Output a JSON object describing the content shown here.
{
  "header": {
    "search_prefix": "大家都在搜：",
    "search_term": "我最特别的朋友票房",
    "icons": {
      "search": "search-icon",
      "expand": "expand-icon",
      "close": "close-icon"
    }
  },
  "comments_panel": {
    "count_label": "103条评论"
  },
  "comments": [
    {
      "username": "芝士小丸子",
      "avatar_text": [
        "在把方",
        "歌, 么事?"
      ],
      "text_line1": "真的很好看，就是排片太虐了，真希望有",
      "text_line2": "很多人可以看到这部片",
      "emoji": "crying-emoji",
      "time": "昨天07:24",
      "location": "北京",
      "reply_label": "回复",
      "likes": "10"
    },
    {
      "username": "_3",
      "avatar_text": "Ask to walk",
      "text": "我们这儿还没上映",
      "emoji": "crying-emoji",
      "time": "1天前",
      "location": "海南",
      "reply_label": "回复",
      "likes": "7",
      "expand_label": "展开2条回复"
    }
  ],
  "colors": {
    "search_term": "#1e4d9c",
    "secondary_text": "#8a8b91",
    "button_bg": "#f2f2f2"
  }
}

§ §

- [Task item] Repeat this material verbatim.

- [Completed exercise]
Output a JSON object describing the content shown here.
{
  "header": {
    "search_prefix": "大家都在搜：",
    "search_term": "我最特别的朋友票房",
    "icons": {
      "search": "search-icon",
      "expand": "expand-icon",
      "close": "close-icon"
    }
  },
  "comments_panel": {
    "count_label": "103条评论"
  },
  "comments": [
    {
      "username": "芝士小丸子",
      "avatar_text": [
        "在把方",
        "歌, 么事?"
      ],
      "text_line1": "真的很好看，就是排片太虐了，真希望有",
      "text_line2": "很多人可以看到这部片",
      "emoji": "crying-emoji",
      "time": "昨天07:24",
      "location": "北京",
      "reply_label": "回复",
      "likes": "10"
    },
    {
      "username": "_3",
      "avatar_text": "Ask to walk",
      "text": "我们这儿还没上映",
      "emoji": "crying-emoji",
      "time": "1天前",
      "location": "海南",
      "reply_label": "回复",
      "likes": "7",
      "expand_label": "展开2条回复"
    }
  ],
  "colors": {
    "search_term": "#1e4d9c",
    "secondary_text": "#8a8b91",
    "button_bg": "#f2f2f2"
  }
}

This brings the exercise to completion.